"I shared the manuscript with some children before it was published. It’s from their feedback that I was able to edit it accordingly," he says.
On lessons from this experience, Liza says he has learnt flexibility, humility and curiosity.
"Children are always hungry to learn. They can even learn about taxation. Technology has greatly incentivised children’s learning. It exposes them to some of these concepts from very early on,’’ he explains.
So, why specifically did he write a book on the environment? And does he think the available content on climate change is packaged with children in mind?
"If you looked around, you’d find very few books specifically on environment, which is unfortunate. It’s this gap that I sought to fill," he says.
Liza argues that there’s more politics than objectivity in the climate change discourse.
"The US, for instance, has threatened to opt out of COP 21. It’s difficult to negotiate the high carbon print with some developed countries owing to their selfishness."

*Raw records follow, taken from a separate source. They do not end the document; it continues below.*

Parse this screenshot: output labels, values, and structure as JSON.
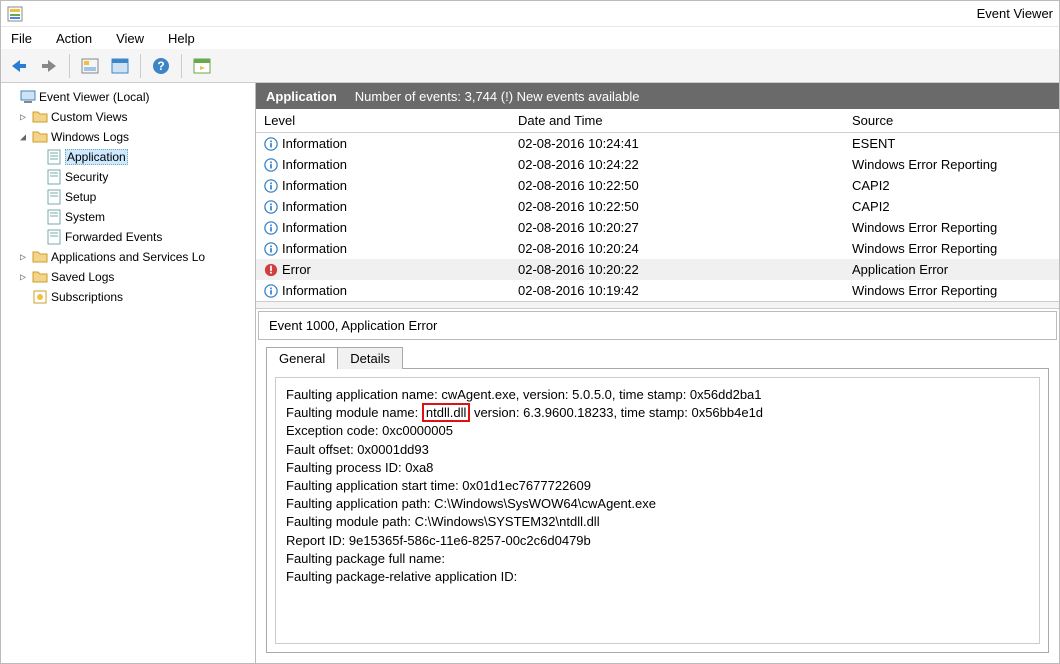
{
  "window": {
    "title": "Event Viewer"
  },
  "menu": {
    "file": "File",
    "action": "Action",
    "view": "View",
    "help": "Help"
  },
  "tree": {
    "root": "Event Viewer (Local)",
    "custom": "Custom Views",
    "winlogs": "Windows Logs",
    "app": "Application",
    "sec": "Security",
    "setup": "Setup",
    "sys": "System",
    "fwd": "Forwarded Events",
    "apps": "Applications and Services Lo",
    "saved": "Saved Logs",
    "subs": "Subscriptions"
  },
  "header": {
    "name": "Application",
    "sub": "Number of events: 3,744 (!) New events available"
  },
  "columns": {
    "level": "Level",
    "date": "Date and Time",
    "source": "Source"
  },
  "events": [
    {
      "level": "Information",
      "date": "02-08-2016 10:24:41",
      "source": "ESENT",
      "type": "info"
    },
    {
      "level": "Information",
      "date": "02-08-2016 10:24:22",
      "source": "Windows Error Reporting",
      "type": "info"
    },
    {
      "level": "Information",
      "date": "02-08-2016 10:22:50",
      "source": "CAPI2",
      "type": "info"
    },
    {
      "level": "Information",
      "date": "02-08-2016 10:22:50",
      "source": "CAPI2",
      "type": "info"
    },
    {
      "level": "Information",
      "date": "02-08-2016 10:20:27",
      "source": "Windows Error Reporting",
      "type": "info"
    },
    {
      "level": "Information",
      "date": "02-08-2016 10:20:24",
      "source": "Windows Error Reporting",
      "type": "info"
    },
    {
      "level": "Error",
      "date": "02-08-2016 10:20:22",
      "source": "Application Error",
      "type": "error",
      "selected": true
    },
    {
      "level": "Information",
      "date": "02-08-2016 10:19:42",
      "source": "Windows Error Reporting",
      "type": "info"
    }
  ],
  "detail": {
    "title": "Event 1000, Application Error",
    "tabs": {
      "general": "General",
      "details": "Details"
    },
    "lines": {
      "l1a": "Faulting application name: cwAgent.exe, version: 5.0.5.0, time stamp: 0x56dd2ba1",
      "l2a": "Faulting module name:",
      "l2b": "ntdll.dll",
      "l2c": " version: 6.3.9600.18233, time stamp: 0x56bb4e1d",
      "l3": "Exception code: 0xc0000005",
      "l4": "Fault offset: 0x0001dd93",
      "l5": "Faulting process ID: 0xa8",
      "l6": "Faulting application start time: 0x01d1ec7677722609",
      "l7": "Faulting application path: C:\\Windows\\SysWOW64\\cwAgent.exe",
      "l8": "Faulting module path: C:\\Windows\\SYSTEM32\\ntdll.dll",
      "l9": "Report ID: 9e15365f-586c-11e6-8257-00c2c6d0479b",
      "l10": "Faulting package full name:",
      "l11": "Faulting package-relative application ID:"
    }
  }
}
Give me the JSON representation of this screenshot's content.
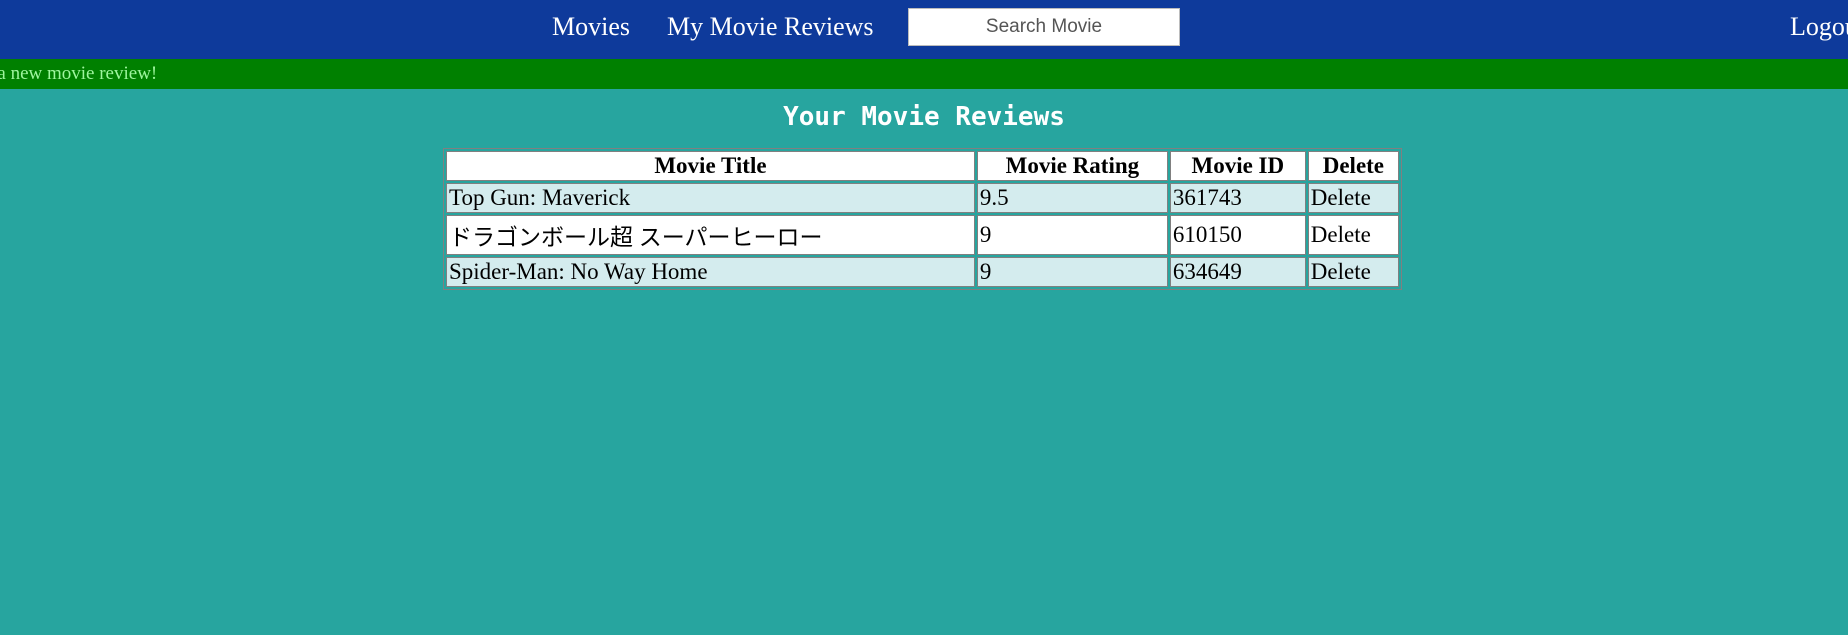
{
  "nav": {
    "movies_label": "Movies",
    "reviews_label": "My Movie Reviews",
    "search_placeholder": "Search Movie",
    "logout_label": "Logout"
  },
  "flash": {
    "message": "Added a new movie review!"
  },
  "page": {
    "title": "Your Movie Reviews"
  },
  "table": {
    "headers": {
      "title": "Movie Title",
      "rating": "Movie Rating",
      "id": "Movie ID",
      "delete": "Delete"
    },
    "rows": [
      {
        "title": "Top Gun: Maverick",
        "rating": "9.5",
        "id": "361743",
        "delete": "Delete"
      },
      {
        "title": "ドラゴンボール超 スーパーヒーロー",
        "rating": "9",
        "id": "610150",
        "delete": "Delete"
      },
      {
        "title": "Spider-Man: No Way Home",
        "rating": "9",
        "id": "634649",
        "delete": "Delete"
      }
    ]
  },
  "colors": {
    "navbar": "#0e3a9b",
    "background": "#27a59f",
    "flash_bg": "#008000",
    "flash_text": "#9ef59e",
    "row_alt": "#d4ecee"
  }
}
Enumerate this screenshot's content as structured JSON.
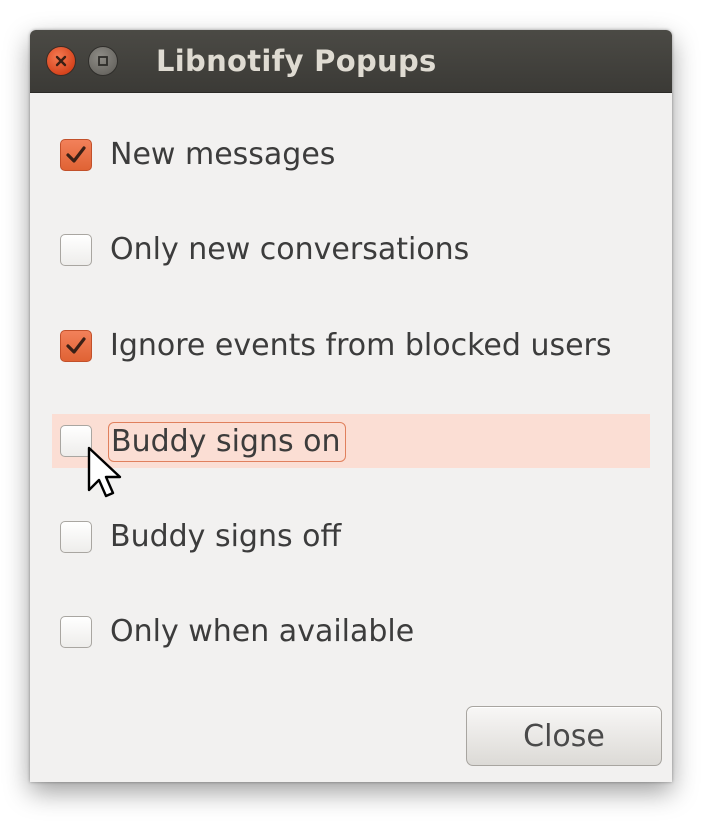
{
  "window": {
    "title": "Libnotify Popups"
  },
  "options": [
    {
      "label": "New messages",
      "checked": true
    },
    {
      "label": "Only new conversations",
      "checked": false
    },
    {
      "label": "Ignore events from blocked users",
      "checked": true
    },
    {
      "label": "Buddy signs on",
      "checked": false,
      "hovered": true
    },
    {
      "label": "Buddy signs off",
      "checked": false
    },
    {
      "label": "Only when available",
      "checked": false
    }
  ],
  "buttons": {
    "close_label": "Close"
  },
  "icons": {
    "window_close": "close-icon",
    "window_maximize": "maximize-icon",
    "checkmark": "checkmark-icon",
    "cursor": "mouse-pointer-icon"
  },
  "colors": {
    "accent": "#e8683d",
    "titlebar": "#3c3b37",
    "window_bg": "#f2f1f0",
    "hover_row": "#fbded4"
  }
}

Liza refers to the clash between US President Donald Trump and teenage climate change activist Greta Thunberg in Davos last week as a case in point of the reluctance by world leaders to act.
To him, packaging information for children on the environment is the only hope to raise a climate-conscious generation.
"Children need to understand the consequences of destroying the environment. This way, they’re likely to be more responsible as they grow older," he says.
In 2018, Liza published Monday Motivations, a collection of true, personal stories from his friends. This remains his most successful book, raising Sh1.5 million so far. His first book, Irresistible, was also a hit, selling more than 3,000 copies.
Liza spends proceeds from his book sales to educate needy children and to fund business ideas. The inspiration? His own past, he says.
His literary journey, though, hasn’t been a pleasure cruise. After the frustration of being sent away with his manuscripts, Liza decide to change tack: he registered his own publishing house, Lamor Connections. But even with the independence of a publishing company, he still needed professionals to work on his texts.
He says: "I leveraged on the internet to get in touch with editors, illustrators and layout designers to work on my books. Coincidentally, most of them were from either the US or Canada. I interviewed all of them online."
Liza says working with foreigners has been a game-changer because of their "professionalism and speed". His second book took a day to edit, he says.
With three books already under his belt, Liza hopes to publish a book every year for the next eight years.
Liza got married last year. Has marriage life influenced his literary pursuits? Immensely, he says.
"Having a family gives me a place to vent about my work, colleagues and my writing frustrations. My spouse has been very supportive," he says.
Family has also hived off some time off his writing schedule, he adds.
"Family time is family time. Unlike when I was single, I no longer write from home. To compensate for this, sometimes I write after work before leaving for home. I do most of the writing when I travel out of the country," he says.